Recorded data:

Segment Open

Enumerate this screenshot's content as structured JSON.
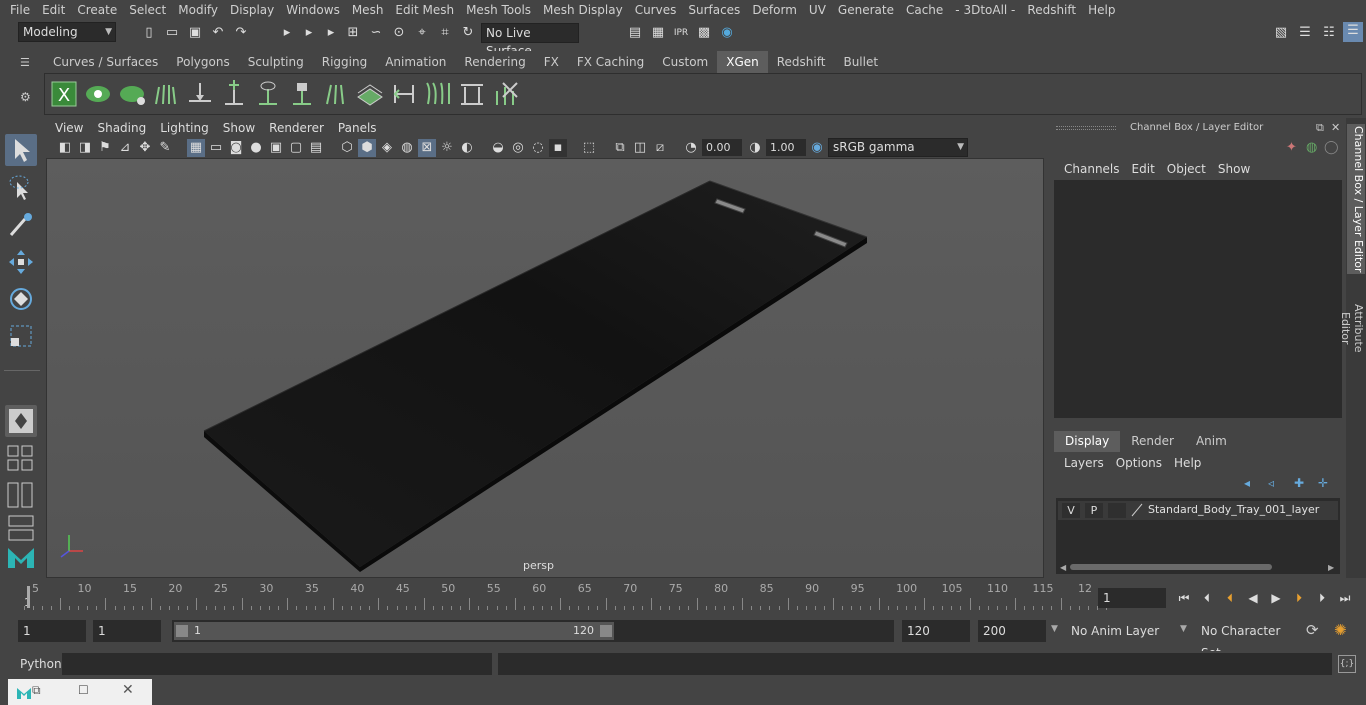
{
  "menubar": {
    "items": [
      "File",
      "Edit",
      "Create",
      "Select",
      "Modify",
      "Display",
      "Windows",
      "Mesh",
      "Edit Mesh",
      "Mesh Tools",
      "Mesh Display",
      "Curves",
      "Surfaces",
      "Deform",
      "UV",
      "Generate",
      "Cache",
      "- 3DtoAll -",
      "Redshift",
      "Help"
    ]
  },
  "statusline": {
    "mode": "Modeling",
    "live_surface": "No Live Surface"
  },
  "shelf": {
    "tabs": [
      "Curves / Surfaces",
      "Polygons",
      "Sculpting",
      "Rigging",
      "Animation",
      "Rendering",
      "FX",
      "FX Caching",
      "Custom",
      "XGen",
      "Redshift",
      "Bullet"
    ],
    "active_tab": "XGen"
  },
  "viewport": {
    "menu": [
      "View",
      "Shading",
      "Lighting",
      "Show",
      "Renderer",
      "Panels"
    ],
    "exposure": "0.00",
    "gamma": "1.00",
    "colorspace": "sRGB gamma",
    "camera_label": "persp"
  },
  "right_panel": {
    "title": "Channel Box / Layer Editor",
    "menu": [
      "Channels",
      "Edit",
      "Object",
      "Show"
    ],
    "layer_tabs": [
      "Display",
      "Render",
      "Anim"
    ],
    "active_layer_tab": "Display",
    "layer_menu": [
      "Layers",
      "Options",
      "Help"
    ],
    "layer": {
      "v": "V",
      "p": "P",
      "name": "Standard_Body_Tray_001_layer"
    },
    "side_tabs": [
      "Channel Box / Layer Editor",
      "Attribute Editor"
    ]
  },
  "timeslider": {
    "ticks": [
      "5",
      "10",
      "15",
      "20",
      "25",
      "30",
      "35",
      "40",
      "45",
      "50",
      "55",
      "60",
      "65",
      "70",
      "75",
      "80",
      "85",
      "90",
      "95",
      "100",
      "105",
      "110",
      "115",
      "12"
    ],
    "start_marker": "1",
    "current_frame": "1"
  },
  "range": {
    "start": "1",
    "playback_start": "1",
    "slider_start": "1",
    "slider_end": "120",
    "playback_end": "120",
    "end": "200",
    "anim_layer": "No Anim Layer",
    "character_set": "No Character Set"
  },
  "cmdline": {
    "label": "Python"
  }
}
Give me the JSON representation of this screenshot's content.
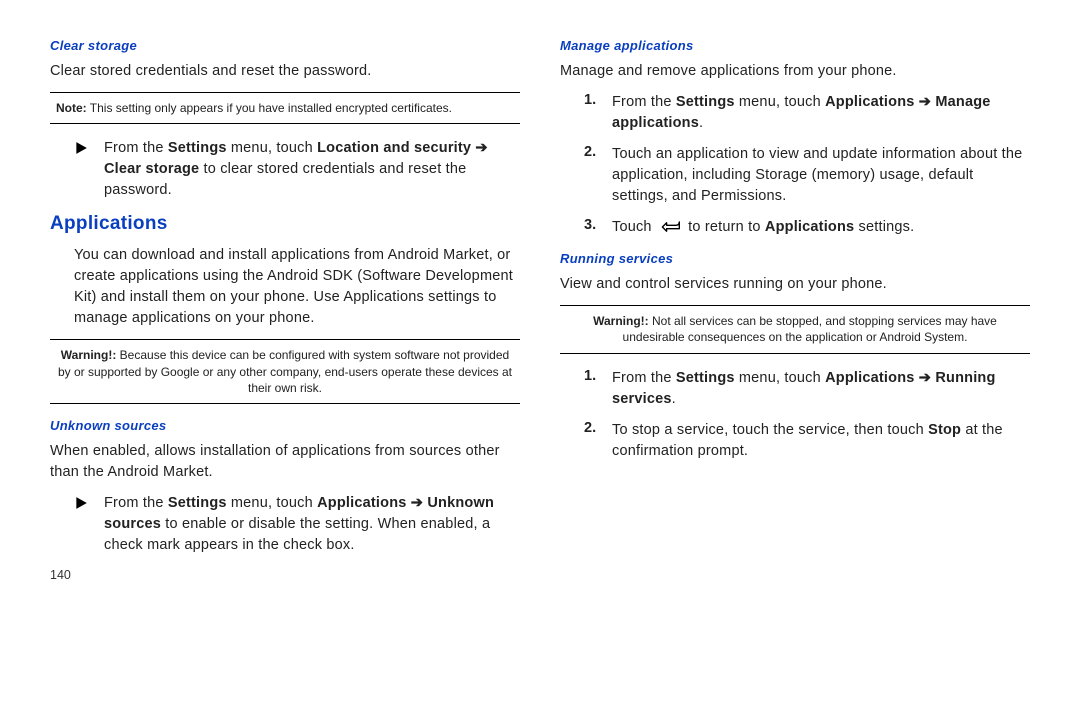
{
  "page_number": "140",
  "left": {
    "clear_storage": {
      "heading": "Clear storage",
      "intro": "Clear stored credentials and reset the password.",
      "note_prefix": "Note:",
      "note": " This setting only appears if you have installed encrypted certificates.",
      "bullet_pre": "From the ",
      "bullet_b1": "Settings",
      "bullet_mid1": " menu, touch ",
      "bullet_b2": "Location and security ",
      "bullet_arrow": "➔",
      "bullet_b3": " Clear storage",
      "bullet_post": " to clear stored credentials and reset the password."
    },
    "applications": {
      "heading": "Applications",
      "intro": "You can download and install applications from Android Market, or create applications using the Android SDK (Software Development Kit) and install them on your phone. Use Applications settings to manage applications on your phone.",
      "warn_prefix": "Warning!:",
      "warn": " Because this device can be configured with system software not provided by or supported by Google or any other company, end-users operate these devices at their own risk."
    },
    "unknown": {
      "heading": "Unknown sources",
      "intro": "When enabled, allows installation of applications from sources other than the Android Market.",
      "bullet_pre": "From the ",
      "bullet_b1": "Settings",
      "bullet_mid1": " menu, touch ",
      "bullet_b2": "Applications ",
      "bullet_arrow": "➔",
      "bullet_b3": " Unknown sources",
      "bullet_post": " to enable or disable the setting. When enabled, a check mark appears in the check box."
    }
  },
  "right": {
    "manage": {
      "heading": "Manage applications",
      "intro": "Manage and remove applications from your phone.",
      "step1_pre": "From the ",
      "step1_b1": "Settings",
      "step1_mid": " menu, touch ",
      "step1_b2": "Applications ",
      "step1_arrow": "➔",
      "step1_b3": " Manage applications",
      "step1_post": ".",
      "step2": "Touch an application to view and update information about the application, including Storage (memory) usage, default settings, and Permissions.",
      "step3_pre": "Touch ",
      "step3_mid": " to return to ",
      "step3_b": "Applications",
      "step3_post": " settings."
    },
    "running": {
      "heading": "Running services",
      "intro": "View and control services running on your phone.",
      "warn_prefix": "Warning!:",
      "warn": " Not all services can be stopped, and stopping services may have undesirable consequences on the application or Android System.",
      "step1_pre": "From the ",
      "step1_b1": "Settings",
      "step1_mid": " menu, touch ",
      "step1_b2": "Applications ",
      "step1_arrow": "➔",
      "step1_b3": " Running services",
      "step1_post": ".",
      "step2_pre": "To stop a service, touch the service, then touch ",
      "step2_b": "Stop",
      "step2_post": " at the confirmation prompt."
    }
  }
}
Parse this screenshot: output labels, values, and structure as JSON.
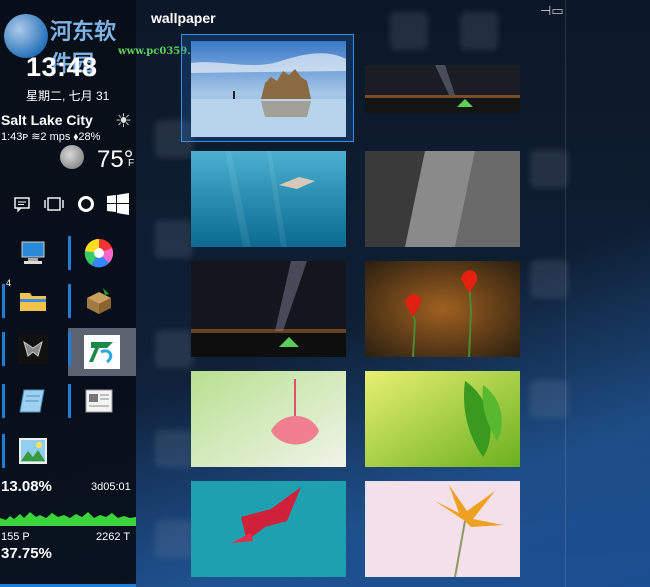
{
  "watermark": {
    "brand": "河东软件园",
    "url": "www.pc0359.cn"
  },
  "sidebar": {
    "time": "13:48",
    "date": "星期二, 七月 31",
    "city": "Salt Lake City",
    "weather_line": "1:43ᴘ ≋2 mps ⬧28%",
    "temperature": "75°",
    "temp_unit": "F",
    "apps_badge": "4",
    "cpu_percent": "13.08%",
    "uptime": "3d05:01",
    "left_stat": "155 P",
    "right_stat": "2262 T",
    "mem_percent": "37.75%"
  },
  "panel": {
    "title": "wallpaper",
    "wallpapers": [
      {
        "name": "beach-rocks",
        "selected": true
      },
      {
        "name": "milky-way-tent"
      },
      {
        "name": "underwater-swimmer"
      },
      {
        "name": "rock-cliff-bw"
      },
      {
        "name": "milky-way-tent-2"
      },
      {
        "name": "red-tulips"
      },
      {
        "name": "pink-flower-green"
      },
      {
        "name": "green-leaf"
      },
      {
        "name": "red-flower-teal"
      },
      {
        "name": "orange-flower-pink"
      }
    ]
  },
  "colors": {
    "accent": "#1f7fd8",
    "selection": "#3a8ee6",
    "graph_green": "#3cd43c"
  }
}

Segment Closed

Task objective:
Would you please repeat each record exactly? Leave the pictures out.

Result for this task:
Enumerate this screenshot's content as structured JSON.
{
  "menubar": {
    "items": [
      "File",
      "Edit",
      "Create",
      "Select",
      "Modify",
      "Display",
      "Windows",
      "Mesh",
      "Edit Mesh",
      "Mesh Tools",
      "Mesh Display",
      "Curves",
      "Surfaces",
      "Deform",
      "UV",
      "Generate",
      "Cache",
      "- 3DtoAll -",
      "Redshift",
      "Help"
    ]
  },
  "statusline": {
    "mode": "Modeling",
    "live_surface": "No Live Surface"
  },
  "shelf": {
    "tabs": [
      "Curves / Surfaces",
      "Polygons",
      "Sculpting",
      "Rigging",
      "Animation",
      "Rendering",
      "FX",
      "FX Caching",
      "Custom",
      "XGen",
      "Redshift",
      "Bullet"
    ],
    "active_tab": "XGen"
  },
  "viewport": {
    "menu": [
      "View",
      "Shading",
      "Lighting",
      "Show",
      "Renderer",
      "Panels"
    ],
    "exposure": "0.00",
    "gamma": "1.00",
    "colorspace": "sRGB gamma",
    "camera_label": "persp"
  },
  "right_panel": {
    "title": "Channel Box / Layer Editor",
    "menu": [
      "Channels",
      "Edit",
      "Object",
      "Show"
    ],
    "layer_tabs": [
      "Display",
      "Render",
      "Anim"
    ],
    "active_layer_tab": "Display",
    "layer_menu": [
      "Layers",
      "Options",
      "Help"
    ],
    "layer": {
      "v": "V",
      "p": "P",
      "name": "Standard_Body_Tray_001_layer"
    },
    "side_tabs": [
      "Channel Box / Layer Editor",
      "Attribute Editor"
    ]
  },
  "timeslider": {
    "ticks": [
      "5",
      "10",
      "15",
      "20",
      "25",
      "30",
      "35",
      "40",
      "45",
      "50",
      "55",
      "60",
      "65",
      "70",
      "75",
      "80",
      "85",
      "90",
      "95",
      "100",
      "105",
      "110",
      "115",
      "12"
    ],
    "start_marker": "1",
    "current_frame": "1"
  },
  "range": {
    "start": "1",
    "playback_start": "1",
    "slider_start": "1",
    "slider_end": "120",
    "playback_end": "120",
    "end": "200",
    "anim_layer": "No Anim Layer",
    "character_set": "No Character Set"
  },
  "cmdline": {
    "label": "Python"
  }
}
Give me the JSON representation of this screenshot's content.
{
  "page_number": "140",
  "left": {
    "clear_storage": {
      "heading": "Clear storage",
      "intro": "Clear stored credentials and reset the password.",
      "note_prefix": "Note:",
      "note": " This setting only appears if you have installed encrypted certificates.",
      "bullet_pre": "From the ",
      "bullet_b1": "Settings",
      "bullet_mid1": " menu, touch ",
      "bullet_b2": "Location and security ",
      "bullet_arrow": "➔",
      "bullet_b3": " Clear storage",
      "bullet_post": " to clear stored credentials and reset the password."
    },
    "applications": {
      "heading": "Applications",
      "intro": "You can download and install applications from Android Market, or create applications using the Android SDK (Software Development Kit) and install them on your phone. Use Applications settings to manage applications on your phone.",
      "warn_prefix": "Warning!:",
      "warn": " Because this device can be configured with system software not provided by or supported by Google or any other company, end-users operate these devices at their own risk."
    },
    "unknown": {
      "heading": "Unknown sources",
      "intro": "When enabled, allows installation of applications from sources other than the Android Market.",
      "bullet_pre": "From the ",
      "bullet_b1": "Settings",
      "bullet_mid1": " menu, touch ",
      "bullet_b2": "Applications ",
      "bullet_arrow": "➔",
      "bullet_b3": " Unknown sources",
      "bullet_post": " to enable or disable the setting. When enabled, a check mark appears in the check box."
    }
  },
  "right": {
    "manage": {
      "heading": "Manage applications",
      "intro": "Manage and remove applications from your phone.",
      "step1_pre": "From the ",
      "step1_b1": "Settings",
      "step1_mid": " menu, touch ",
      "step1_b2": "Applications ",
      "step1_arrow": "➔",
      "step1_b3": " Manage applications",
      "step1_post": ".",
      "step2": "Touch an application to view and update information about the application, including Storage (memory) usage, default settings, and Permissions.",
      "step3_pre": "Touch ",
      "step3_mid": " to return to ",
      "step3_b": "Applications",
      "step3_post": " settings."
    },
    "running": {
      "heading": "Running services",
      "intro": "View and control services running on your phone.",
      "warn_prefix": "Warning!:",
      "warn": " Not all services can be stopped, and stopping services may have undesirable consequences on the application or Android System.",
      "step1_pre": "From the ",
      "step1_b1": "Settings",
      "step1_mid": " menu, touch ",
      "step1_b2": "Applications ",
      "step1_arrow": "➔",
      "step1_b3": " Running services",
      "step1_post": ".",
      "step2_pre": "To stop a service, touch the service, then touch ",
      "step2_b": "Stop",
      "step2_post": " at the confirmation prompt."
    }
  }
}
Parse this screenshot: output labels, values, and structure as JSON.
{
  "watermark": {
    "brand": "河东软件园",
    "url": "www.pc0359.cn"
  },
  "sidebar": {
    "time": "13:48",
    "date": "星期二, 七月 31",
    "city": "Salt Lake City",
    "weather_line": "1:43ᴘ ≋2 mps ⬧28%",
    "temperature": "75°",
    "temp_unit": "F",
    "apps_badge": "4",
    "cpu_percent": "13.08%",
    "uptime": "3d05:01",
    "left_stat": "155 P",
    "right_stat": "2262 T",
    "mem_percent": "37.75%"
  },
  "panel": {
    "title": "wallpaper",
    "wallpapers": [
      {
        "name": "beach-rocks",
        "selected": true
      },
      {
        "name": "milky-way-tent"
      },
      {
        "name": "underwater-swimmer"
      },
      {
        "name": "rock-cliff-bw"
      },
      {
        "name": "milky-way-tent-2"
      },
      {
        "name": "red-tulips"
      },
      {
        "name": "pink-flower-green"
      },
      {
        "name": "green-leaf"
      },
      {
        "name": "red-flower-teal"
      },
      {
        "name": "orange-flower-pink"
      }
    ]
  },
  "colors": {
    "accent": "#1f7fd8",
    "selection": "#3a8ee6",
    "graph_green": "#3cd43c"
  }
}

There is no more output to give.